The Law on Peaceful Assembly guarantees the right to gather in public to demonstrate, but in practice, this right is violated by the authorities.
The Law on Peaceful Assembly guarantees the right to gather in public to demonstrate, but in practice, this right is violated by the authorities. Tight restrictions on freedom of assembly remain in place since the era of Kyrgyzstan’s former president Bakiyev who left office in 2010, however, those restrictions are not fully enforced today. Protests are allowed to take place with regularity, even though the police are known to arrest protestors and interfere with their activities. In 2014, for example, the government’s decision to join a customs union with Russia, Belarus, and Kazakhstan sparked an outcry from pro-democracy CSOs who organised rallies, petitions and public debates. The government responded by arresting participants of peaceful flash mobs and rallies and clamping down on the organisations behind the campaign. The orchestration of counter-protests to dilute legitimate causes is increasingly a problem in Kyrgyzstan. Strikes are prohibited in many sectors of the economy, though workers’ right to organise generally exists.
Kyrgyzstan has a diverse media and in 2014, digital broadcasting was introduced, leading to better access to media for rural populations.

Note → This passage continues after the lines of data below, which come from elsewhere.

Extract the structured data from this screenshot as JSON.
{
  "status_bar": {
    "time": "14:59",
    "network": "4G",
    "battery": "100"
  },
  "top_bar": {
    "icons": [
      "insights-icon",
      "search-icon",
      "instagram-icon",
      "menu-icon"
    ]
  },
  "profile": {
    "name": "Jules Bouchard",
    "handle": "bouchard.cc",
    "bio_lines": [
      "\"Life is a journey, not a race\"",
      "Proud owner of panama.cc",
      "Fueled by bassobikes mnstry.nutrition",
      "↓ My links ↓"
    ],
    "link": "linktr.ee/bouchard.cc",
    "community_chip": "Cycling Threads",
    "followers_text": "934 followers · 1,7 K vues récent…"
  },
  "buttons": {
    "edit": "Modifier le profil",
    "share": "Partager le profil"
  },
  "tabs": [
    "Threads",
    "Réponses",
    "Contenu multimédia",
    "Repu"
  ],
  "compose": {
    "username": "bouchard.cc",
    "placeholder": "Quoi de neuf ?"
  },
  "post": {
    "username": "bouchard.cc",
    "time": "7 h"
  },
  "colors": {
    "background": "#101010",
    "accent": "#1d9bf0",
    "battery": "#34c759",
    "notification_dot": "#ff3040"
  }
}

Kyrgyzstan has a diverse media and in 2014, digital broadcasting was introduced, leading to better access to media for rural populations. Despite this vibrant scene, journalists face interference in their work and are sometimes imprisoned. Since 2010, human rights defender and journalist Azimjon Askarov has been serving a life sentence following trumped-up charges of inciting violence and alleged complicity in the murder of a policeman. Askarov is well-known for his work documenting human rights violations and allegations of torture he made against the state authorities were never investigated. He applied for a retrial in 2016 but was unsuccessful. Government officials are also known to prevent media from accessing information. American journalist Umar Farooq was arrested on allegations that he possessed “extremist” materials and he was then deported for working without a licence. A journalist was awarded financial damages in June 2015 after the prosecutor general had sued him for defamation on behalf of the President. Uzbek-language media face persecution and almost ceased to exist after ethnic violence in 2010. The internet is unrestricted.